Debtors who fall behind on making spousal or child support payments may be under the impression they cannot file for bankruptcy. In fact, if you meet qualifications and requirements to file, you can seek bankruptcy protection when you fall behind. Yet, keep in mind that bankruptcy may not discharge debt related to back child support or spousal support payments. Bankruptcy may help in discharging other debt to help make support payments easier for you.
While bankruptcy is a powerful tool that can help you gain control of your finances, certain debts may not qualify for discharge. Chapter 13 bankruptcy may help you get back support payments made through a repayment plan approved by the bankruptcy court. The repayment plan may help you avoid jail time since it helps debtors get caught up on support payments. While the repayment plan is enforced, the debtor may be required to continue current alimony or child support payments.
In Chapter 13 bankruptcy a trustee is assigned to receive and forward payment to the appropriate party that is entitled. If you are seeking to discharge debt, Chapter 7 bankruptcy may be an option to consider, yet this won't eliminate back or late support payments. The filing may help you discharge eligible debt so that you can make support payments.
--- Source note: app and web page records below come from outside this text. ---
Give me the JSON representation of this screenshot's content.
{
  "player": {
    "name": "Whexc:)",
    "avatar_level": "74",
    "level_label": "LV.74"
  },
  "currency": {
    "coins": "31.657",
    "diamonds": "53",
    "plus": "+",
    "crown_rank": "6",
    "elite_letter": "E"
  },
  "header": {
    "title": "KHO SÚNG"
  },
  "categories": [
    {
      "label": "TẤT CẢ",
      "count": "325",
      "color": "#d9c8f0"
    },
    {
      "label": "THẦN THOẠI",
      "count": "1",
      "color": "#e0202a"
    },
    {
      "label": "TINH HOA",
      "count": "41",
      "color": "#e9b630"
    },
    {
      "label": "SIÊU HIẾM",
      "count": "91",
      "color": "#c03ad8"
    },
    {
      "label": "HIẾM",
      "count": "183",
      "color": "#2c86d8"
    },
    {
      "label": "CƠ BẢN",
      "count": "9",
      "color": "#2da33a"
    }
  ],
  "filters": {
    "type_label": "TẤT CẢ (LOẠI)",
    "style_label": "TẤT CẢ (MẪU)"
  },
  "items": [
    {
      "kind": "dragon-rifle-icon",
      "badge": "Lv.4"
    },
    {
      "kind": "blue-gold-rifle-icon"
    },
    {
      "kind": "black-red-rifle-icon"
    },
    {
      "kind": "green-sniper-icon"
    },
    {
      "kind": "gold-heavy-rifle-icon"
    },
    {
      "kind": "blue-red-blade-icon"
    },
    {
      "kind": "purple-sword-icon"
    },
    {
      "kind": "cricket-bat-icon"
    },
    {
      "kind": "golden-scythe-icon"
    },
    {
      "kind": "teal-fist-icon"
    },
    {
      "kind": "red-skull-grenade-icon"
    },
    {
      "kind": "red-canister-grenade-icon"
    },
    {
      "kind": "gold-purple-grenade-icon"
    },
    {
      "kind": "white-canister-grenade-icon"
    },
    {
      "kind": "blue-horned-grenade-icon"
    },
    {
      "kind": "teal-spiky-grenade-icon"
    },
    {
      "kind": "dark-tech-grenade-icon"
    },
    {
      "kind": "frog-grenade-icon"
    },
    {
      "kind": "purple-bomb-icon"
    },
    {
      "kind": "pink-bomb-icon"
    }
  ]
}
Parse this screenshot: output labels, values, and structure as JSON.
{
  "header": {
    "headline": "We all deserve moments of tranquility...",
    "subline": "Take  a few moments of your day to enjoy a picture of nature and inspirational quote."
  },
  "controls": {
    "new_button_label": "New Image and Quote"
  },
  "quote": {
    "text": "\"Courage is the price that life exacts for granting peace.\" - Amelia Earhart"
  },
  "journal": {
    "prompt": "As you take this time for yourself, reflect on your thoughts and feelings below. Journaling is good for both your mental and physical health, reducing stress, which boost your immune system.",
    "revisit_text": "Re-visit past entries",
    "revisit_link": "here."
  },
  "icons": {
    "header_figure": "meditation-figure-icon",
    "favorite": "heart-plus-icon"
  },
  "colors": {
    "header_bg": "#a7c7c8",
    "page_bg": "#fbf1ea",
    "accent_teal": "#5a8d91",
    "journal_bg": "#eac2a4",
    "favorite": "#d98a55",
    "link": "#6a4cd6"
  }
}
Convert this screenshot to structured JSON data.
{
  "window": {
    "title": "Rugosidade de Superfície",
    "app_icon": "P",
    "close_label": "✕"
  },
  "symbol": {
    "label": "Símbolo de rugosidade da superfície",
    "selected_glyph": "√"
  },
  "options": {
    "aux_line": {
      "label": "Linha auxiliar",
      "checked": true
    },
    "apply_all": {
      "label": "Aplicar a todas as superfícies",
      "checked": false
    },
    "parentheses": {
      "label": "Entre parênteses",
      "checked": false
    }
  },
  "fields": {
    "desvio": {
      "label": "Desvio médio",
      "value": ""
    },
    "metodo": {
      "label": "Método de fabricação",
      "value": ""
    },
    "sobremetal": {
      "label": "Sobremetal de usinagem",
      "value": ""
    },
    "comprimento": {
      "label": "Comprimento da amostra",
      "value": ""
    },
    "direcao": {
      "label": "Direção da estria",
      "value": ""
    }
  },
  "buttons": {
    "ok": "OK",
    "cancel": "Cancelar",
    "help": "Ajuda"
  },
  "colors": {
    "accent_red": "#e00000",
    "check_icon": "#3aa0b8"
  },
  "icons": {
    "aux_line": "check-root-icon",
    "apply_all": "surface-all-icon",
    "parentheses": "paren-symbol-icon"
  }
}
Chapter 13 is also an option to help you maintain your home or vehicle while getting payments caught up.